King Edgar granted the Romsey estate to Romsey Abbey in about 970. Ampfield was then called ‘Ticcensfeld’ which means ‘young goat enclosure’ and was part of a larger grant by Edward the Elder to Bishop Frithestan of Winchester in the early 10th century.

Where these two estates meet the Romsey charter describes the boundary as going along the Bishop’s mark or bank, the Ampfield charter refers to the boundary going along the ‘haga’. The word ‘haga’ usually refers to a ditch and bank with a hedge or palisade along it to prevent the escape of game.

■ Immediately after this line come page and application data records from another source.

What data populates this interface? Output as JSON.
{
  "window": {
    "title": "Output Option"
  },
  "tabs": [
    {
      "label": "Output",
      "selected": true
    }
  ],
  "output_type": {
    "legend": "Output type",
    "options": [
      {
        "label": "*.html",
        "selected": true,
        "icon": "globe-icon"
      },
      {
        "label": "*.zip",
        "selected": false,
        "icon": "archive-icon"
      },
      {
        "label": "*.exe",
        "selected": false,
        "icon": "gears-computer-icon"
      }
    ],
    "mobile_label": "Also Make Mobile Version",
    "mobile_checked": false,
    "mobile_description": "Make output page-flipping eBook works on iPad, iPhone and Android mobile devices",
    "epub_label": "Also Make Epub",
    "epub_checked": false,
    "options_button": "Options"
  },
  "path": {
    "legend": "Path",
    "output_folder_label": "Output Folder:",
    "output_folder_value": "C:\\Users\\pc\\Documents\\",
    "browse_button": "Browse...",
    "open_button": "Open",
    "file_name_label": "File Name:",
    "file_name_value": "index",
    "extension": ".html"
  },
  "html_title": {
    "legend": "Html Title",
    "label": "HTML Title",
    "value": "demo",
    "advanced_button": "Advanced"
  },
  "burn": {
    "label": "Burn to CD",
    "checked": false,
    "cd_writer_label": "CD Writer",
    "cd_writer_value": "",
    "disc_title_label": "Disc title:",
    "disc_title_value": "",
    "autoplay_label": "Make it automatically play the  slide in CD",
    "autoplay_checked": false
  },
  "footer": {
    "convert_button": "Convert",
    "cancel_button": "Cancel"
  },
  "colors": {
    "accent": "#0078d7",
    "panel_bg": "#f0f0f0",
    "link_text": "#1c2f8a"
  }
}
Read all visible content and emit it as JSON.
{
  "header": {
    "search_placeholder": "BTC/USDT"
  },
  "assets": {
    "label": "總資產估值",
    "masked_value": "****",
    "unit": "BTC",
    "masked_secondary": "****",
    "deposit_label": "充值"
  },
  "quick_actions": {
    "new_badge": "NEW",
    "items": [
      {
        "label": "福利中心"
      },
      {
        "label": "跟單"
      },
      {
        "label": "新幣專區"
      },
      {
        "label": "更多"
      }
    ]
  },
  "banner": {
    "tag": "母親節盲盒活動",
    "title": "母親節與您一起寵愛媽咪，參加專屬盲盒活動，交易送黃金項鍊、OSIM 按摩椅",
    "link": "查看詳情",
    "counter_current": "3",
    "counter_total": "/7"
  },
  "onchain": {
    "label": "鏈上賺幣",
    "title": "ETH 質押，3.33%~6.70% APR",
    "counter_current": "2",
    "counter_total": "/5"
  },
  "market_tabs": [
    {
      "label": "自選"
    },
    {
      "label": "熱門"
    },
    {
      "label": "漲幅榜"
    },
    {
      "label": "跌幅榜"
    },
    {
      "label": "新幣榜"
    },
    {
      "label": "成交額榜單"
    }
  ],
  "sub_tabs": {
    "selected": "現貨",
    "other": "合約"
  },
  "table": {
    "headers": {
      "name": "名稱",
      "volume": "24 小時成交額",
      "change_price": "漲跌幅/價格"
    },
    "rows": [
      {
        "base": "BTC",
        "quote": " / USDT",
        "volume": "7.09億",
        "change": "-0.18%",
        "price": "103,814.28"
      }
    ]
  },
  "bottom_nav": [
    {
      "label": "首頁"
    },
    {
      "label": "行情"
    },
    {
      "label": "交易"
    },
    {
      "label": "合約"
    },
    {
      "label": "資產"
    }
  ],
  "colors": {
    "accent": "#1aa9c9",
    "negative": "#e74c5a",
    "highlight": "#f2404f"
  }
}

Elsewhere in the Ampfield charter there is a reference to a ‘holdingstowe’ which usually refers to a slaughtering place. It seems that in granting the Ampfield estate to the Bishop of Winchester the king was granting a source of game; deer, hares, perhaps even goats.

This bank has remained the boundary between the parishes of Romsey and Ampfield (previously part of Hursley) until the present day. The bank is also marked on the 1588 map of Merdon (Hursley) drawn by Ralph Treswell where he calls it “the Diche or bonnde between the two manors”,

Members of the Romsey Local History have been using LiDAR images of the landscape to study the detailed topography and noticed that the bank followed the line described in the Saxon boundary descriptions. They then made several expeditions to locate the bank on the ground. It may well have been repaired and re-dug many times to preserve the boundary but there is little doubt that in origin the bank is at least a thousand years old.

The bank can still be seen within the Hillier Gardens, where it crosses Jermyns Lane and along the Straight Mile. Along the Straight Mile the bank and ditch crosses the modern road and the substantial wooded strip along its edges at an oblique angle and is therefore visible for some considerable distance.

To take part in the Romsey Local History society residents are welcomed to attend their weekly workshops.

They take place every Monday from 10 am until noon and Tuesday from 7.30pm until 9.30pm.

These are informal drop-in sessions during which guests can look at the archives and discuss their interests.